A power of attorney legally gives a trusted person whom the principal chooses the power to act in his place, explains Nolo. This person is called the agent. A power of attorney needs to be durable for the agent to act in the principal’s place if he becomes mentally incapacitated or unable to speak for himself. There are two types of durable power of attorney: medical and financial. Nolo explains that a medical power of attorney allows the agent to enforce the principal’s wishes in all medical decisions. A financial power of attorney allows the agent to take care of the principal’s financial affairs, including paying bills or managing investments.

Legal Zoom explains that the agent must act in the principal’s best interests, keep records of all transactions and cannot enrich himself from the principal’s assets.

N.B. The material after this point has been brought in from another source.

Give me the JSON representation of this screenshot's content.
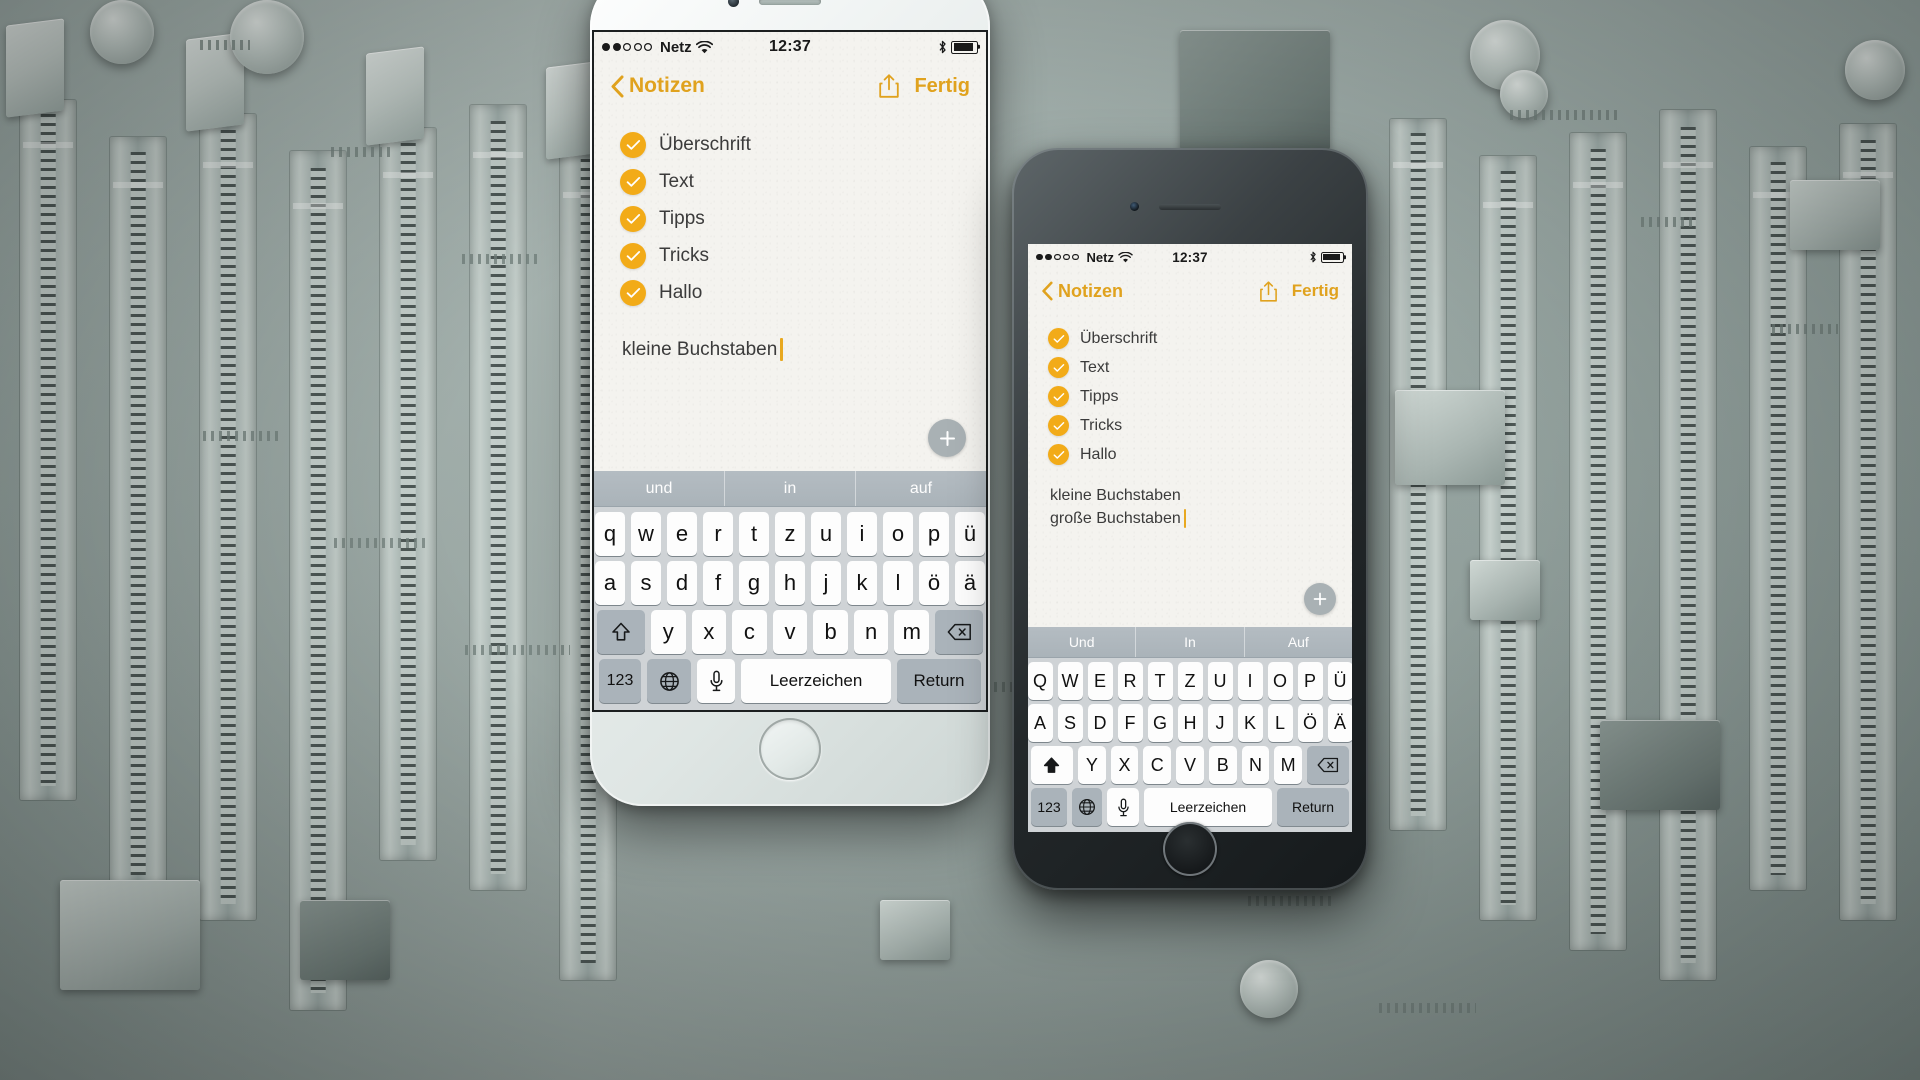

A durable power of attorney can be revoked by the principal at any time, assuming he is mentally competent and able to make his wishes known.

Durable financial power of attorney ends when the principal dies, explains Nolo. Therefore, the principal must have a will in addition to the power of attorney. The agent must either be the same person as the executor of the principal’s will, or the agent and the executor must be able to work closely with each other. Nolo states that a medical power of attorney is usually executed with another medical directive called the “living will,” and some states combine these two forms into one called an “advanced health care directive.” The advanced health care directive covers all of the medical decisions that need to be made, including end-of-life care.